Estimated reading time 4 min
This post has been archived and may include outdated content

Future doctors unlocked their own genome – this is what they learned

Read about the first trial in Finland allowing trainee medics to unlock their own genome data...


This spring, the Medical Faculty of the University of Helsinki and the Institute for Molecular Medicine Finland (FIMM) trained the first 16 medical students in a course on personalised medicine. The course leaders hope that this internationally significant course will be adopted by all Finnish medical faculties.

The use of genome data in the prevention and treatment of diseases is becoming more widespread in health services, but few physicians have up-to-date knowledge and skills in genetic testing and how to exploit it in work with patients.

Together with FIMM, the Medical Faculty of the University of Helsinki aims to respond to this need for growing healthcare expertise by training future physicians. The first course on personalised medicine, funded by Sitra and which teaches students how to make use of their personal genome data as part of medical practice, has now ended at the Meilahti campus.

According to the teacher responsible, Professor Samuli Ripatti, education plays a key role in the practical implementation of next-generation genome data to promote health and customise treatment.

“The future physicians attending the course had the opportunity to unlock their own genome data and consider which part of it can currently be interpreted and which cannot, and, above all, how this information could already be exploited for the treatment of patients and the prevention of diseases,” says Professor Ripatti.

“I can now evaluate commercial genetic tests”

During the spring course, students tested their hereditary risk of cardiovascular disease by using the Cardio Compass tool and investigate the combined effects of their hereditary factors and drugs. In addition, students learned about biobank activities and research projects that seek to promote the personalised treatment of cancer patients.

The topical nature of the subject and the possibility to map her own risks were what attracted fifth-year medical student Anni Kärkkäinen to participate in this optional course. It is common for students to examine their own samples, but this was the first time that they had studied their own genetic risk data.

“The genetic test was quick and easy to perform. I learned that I’m an average Finn, so this was not shattering news.
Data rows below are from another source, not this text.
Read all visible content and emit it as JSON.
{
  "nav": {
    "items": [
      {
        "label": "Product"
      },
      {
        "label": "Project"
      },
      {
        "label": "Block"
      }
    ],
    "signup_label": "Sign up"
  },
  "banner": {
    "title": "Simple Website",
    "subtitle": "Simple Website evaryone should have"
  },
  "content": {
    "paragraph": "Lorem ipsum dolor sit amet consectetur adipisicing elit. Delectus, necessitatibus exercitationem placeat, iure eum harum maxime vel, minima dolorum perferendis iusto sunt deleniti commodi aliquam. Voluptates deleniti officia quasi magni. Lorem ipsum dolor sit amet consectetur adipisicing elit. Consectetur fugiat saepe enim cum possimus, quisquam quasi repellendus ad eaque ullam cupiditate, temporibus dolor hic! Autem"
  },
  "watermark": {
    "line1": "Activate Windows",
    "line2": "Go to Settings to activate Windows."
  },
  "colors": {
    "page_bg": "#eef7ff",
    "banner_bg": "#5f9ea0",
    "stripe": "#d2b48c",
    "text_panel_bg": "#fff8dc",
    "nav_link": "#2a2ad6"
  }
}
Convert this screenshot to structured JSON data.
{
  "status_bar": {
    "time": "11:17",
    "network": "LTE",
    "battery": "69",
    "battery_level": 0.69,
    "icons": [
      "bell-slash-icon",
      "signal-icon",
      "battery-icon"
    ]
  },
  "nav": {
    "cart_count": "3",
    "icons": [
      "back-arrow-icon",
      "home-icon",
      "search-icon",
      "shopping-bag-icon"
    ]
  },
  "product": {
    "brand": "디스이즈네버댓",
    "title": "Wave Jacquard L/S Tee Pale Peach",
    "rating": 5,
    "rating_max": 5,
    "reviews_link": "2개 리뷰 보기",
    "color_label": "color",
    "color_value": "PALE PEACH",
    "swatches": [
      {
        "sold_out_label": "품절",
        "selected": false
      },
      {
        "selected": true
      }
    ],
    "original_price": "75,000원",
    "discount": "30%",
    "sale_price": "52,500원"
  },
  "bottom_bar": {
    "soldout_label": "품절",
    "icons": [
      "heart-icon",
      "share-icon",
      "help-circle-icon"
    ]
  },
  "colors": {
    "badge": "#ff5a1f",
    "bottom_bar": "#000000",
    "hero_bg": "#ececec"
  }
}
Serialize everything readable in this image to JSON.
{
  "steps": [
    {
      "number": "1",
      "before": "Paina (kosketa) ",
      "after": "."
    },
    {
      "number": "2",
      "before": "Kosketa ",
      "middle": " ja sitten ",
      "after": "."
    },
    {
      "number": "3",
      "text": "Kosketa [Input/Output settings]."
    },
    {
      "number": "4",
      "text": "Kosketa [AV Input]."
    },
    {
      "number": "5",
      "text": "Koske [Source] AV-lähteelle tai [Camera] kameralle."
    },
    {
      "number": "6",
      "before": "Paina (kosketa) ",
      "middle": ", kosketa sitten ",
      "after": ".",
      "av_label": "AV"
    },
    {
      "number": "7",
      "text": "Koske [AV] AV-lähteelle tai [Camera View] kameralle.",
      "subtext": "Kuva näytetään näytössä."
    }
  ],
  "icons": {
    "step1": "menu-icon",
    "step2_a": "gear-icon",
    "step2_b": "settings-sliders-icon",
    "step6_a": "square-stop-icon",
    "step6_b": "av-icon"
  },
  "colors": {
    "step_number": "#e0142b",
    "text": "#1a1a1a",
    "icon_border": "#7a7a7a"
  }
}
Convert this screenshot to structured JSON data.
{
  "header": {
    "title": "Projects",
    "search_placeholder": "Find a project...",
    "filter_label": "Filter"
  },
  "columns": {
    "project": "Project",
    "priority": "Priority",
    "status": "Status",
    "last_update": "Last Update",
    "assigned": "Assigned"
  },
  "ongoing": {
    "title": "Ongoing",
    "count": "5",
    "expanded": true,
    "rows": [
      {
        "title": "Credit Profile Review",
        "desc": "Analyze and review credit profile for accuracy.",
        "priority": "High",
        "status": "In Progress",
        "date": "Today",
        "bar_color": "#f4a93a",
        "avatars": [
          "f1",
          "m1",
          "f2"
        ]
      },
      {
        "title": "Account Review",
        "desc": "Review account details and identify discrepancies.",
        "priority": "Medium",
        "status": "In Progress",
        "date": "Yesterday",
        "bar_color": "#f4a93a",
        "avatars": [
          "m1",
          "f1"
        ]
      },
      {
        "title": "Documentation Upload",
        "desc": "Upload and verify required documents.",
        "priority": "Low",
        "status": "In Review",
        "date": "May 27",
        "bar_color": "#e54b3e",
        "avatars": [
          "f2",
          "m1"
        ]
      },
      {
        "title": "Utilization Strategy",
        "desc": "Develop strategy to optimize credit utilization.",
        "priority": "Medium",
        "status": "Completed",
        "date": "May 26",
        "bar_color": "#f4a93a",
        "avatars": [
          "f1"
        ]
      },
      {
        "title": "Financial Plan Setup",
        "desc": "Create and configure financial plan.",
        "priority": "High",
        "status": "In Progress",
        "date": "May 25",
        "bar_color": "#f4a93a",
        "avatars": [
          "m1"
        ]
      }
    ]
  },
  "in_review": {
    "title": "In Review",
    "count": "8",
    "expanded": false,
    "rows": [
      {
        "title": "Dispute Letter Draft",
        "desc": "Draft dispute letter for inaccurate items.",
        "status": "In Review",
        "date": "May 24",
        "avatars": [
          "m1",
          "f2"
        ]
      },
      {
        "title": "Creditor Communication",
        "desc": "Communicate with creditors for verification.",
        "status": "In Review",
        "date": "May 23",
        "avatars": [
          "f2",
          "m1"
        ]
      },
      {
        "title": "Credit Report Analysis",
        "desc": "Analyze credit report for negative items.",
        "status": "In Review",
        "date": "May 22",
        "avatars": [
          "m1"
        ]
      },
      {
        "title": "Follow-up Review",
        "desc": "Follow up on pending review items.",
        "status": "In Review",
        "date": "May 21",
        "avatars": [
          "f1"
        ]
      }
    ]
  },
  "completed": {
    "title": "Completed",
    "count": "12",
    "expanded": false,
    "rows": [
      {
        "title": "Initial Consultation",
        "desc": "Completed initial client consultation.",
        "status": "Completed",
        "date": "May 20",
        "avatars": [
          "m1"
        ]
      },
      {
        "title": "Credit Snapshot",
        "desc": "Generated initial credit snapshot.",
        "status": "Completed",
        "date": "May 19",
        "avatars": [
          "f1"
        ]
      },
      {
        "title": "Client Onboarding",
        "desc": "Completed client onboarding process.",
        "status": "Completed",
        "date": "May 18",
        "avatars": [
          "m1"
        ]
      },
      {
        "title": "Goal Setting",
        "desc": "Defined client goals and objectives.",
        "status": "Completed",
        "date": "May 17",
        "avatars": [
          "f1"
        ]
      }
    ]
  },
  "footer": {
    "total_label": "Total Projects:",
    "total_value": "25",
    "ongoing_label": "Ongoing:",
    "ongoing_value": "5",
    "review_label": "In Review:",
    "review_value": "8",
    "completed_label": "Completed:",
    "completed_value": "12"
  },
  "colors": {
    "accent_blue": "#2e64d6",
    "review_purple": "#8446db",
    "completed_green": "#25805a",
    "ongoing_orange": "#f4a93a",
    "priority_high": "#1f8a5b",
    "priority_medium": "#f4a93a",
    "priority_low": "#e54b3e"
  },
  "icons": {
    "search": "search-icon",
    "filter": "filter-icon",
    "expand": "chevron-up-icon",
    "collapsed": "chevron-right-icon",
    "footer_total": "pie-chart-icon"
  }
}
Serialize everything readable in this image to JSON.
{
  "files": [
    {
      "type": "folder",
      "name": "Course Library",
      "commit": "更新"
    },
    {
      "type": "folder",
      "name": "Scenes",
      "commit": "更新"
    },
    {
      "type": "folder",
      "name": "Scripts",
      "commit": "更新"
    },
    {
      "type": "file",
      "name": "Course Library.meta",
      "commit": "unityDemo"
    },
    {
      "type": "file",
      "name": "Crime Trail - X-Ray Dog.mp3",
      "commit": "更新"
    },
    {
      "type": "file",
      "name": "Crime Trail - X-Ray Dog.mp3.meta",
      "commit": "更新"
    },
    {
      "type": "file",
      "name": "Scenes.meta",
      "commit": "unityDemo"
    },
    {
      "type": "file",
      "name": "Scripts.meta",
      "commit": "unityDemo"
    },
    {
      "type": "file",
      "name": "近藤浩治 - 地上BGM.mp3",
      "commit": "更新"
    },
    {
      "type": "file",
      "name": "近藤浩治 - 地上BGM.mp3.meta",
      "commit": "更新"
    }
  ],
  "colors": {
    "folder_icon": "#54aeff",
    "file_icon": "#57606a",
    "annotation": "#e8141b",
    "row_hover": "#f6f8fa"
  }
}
Naturally I still shared the information immediately with my family,” says Kärkkäinen.

She believes that healthcare professionals must in future be trained in personalised medicine one way or another: “It requires training and continuously keeping up with publications in the field to understand all the benefits and challenges. I can now evaluate commercial genetic tests, which I am sure to encounter in my work with patients.”

Education keeps up with changes in the field

The course on personalised medicine supports the greater transformation in health services towards more personalised and preventive healthcare. It also supports the objectives of the National Genome Strategy currently being formulated, which notes that healthcare professionals need further training to be able to use genome data in their work.

“Full genome sequencing is no longer just a scientific question but an increasingly common part of everyday patient work both in Finland and globally. This course represents the first attempt to take control of this change,” notes Risto Renkonen from the Faculty of Medicine in Helsinki.

He considers it important that the course also inspires students to consider the ethical issues involved in genetic testing, such as its reliability and how to share risk-related information with patients.

“For the time being, genome data can only be used for diagnosing specific diseases or personalising treatment. However, we are constantly gaining new knowledge and applications for use.”

The faculty has reserved a slot in its curriculum for another course on personalised medicine next semester. For now, this is an optional study module for the students. The course teachers hope that this successful study entity is also adopted nationwide.

For further information, please contact:

Samuli Ripatti, samuli.ripatti(a) 40 567 0826
Risto Renkonen, risto.renkonen(a), +358 50 4484704
Tuula Tiihonen, tuula.siihonen(a), +358 29 4618269

What's this about?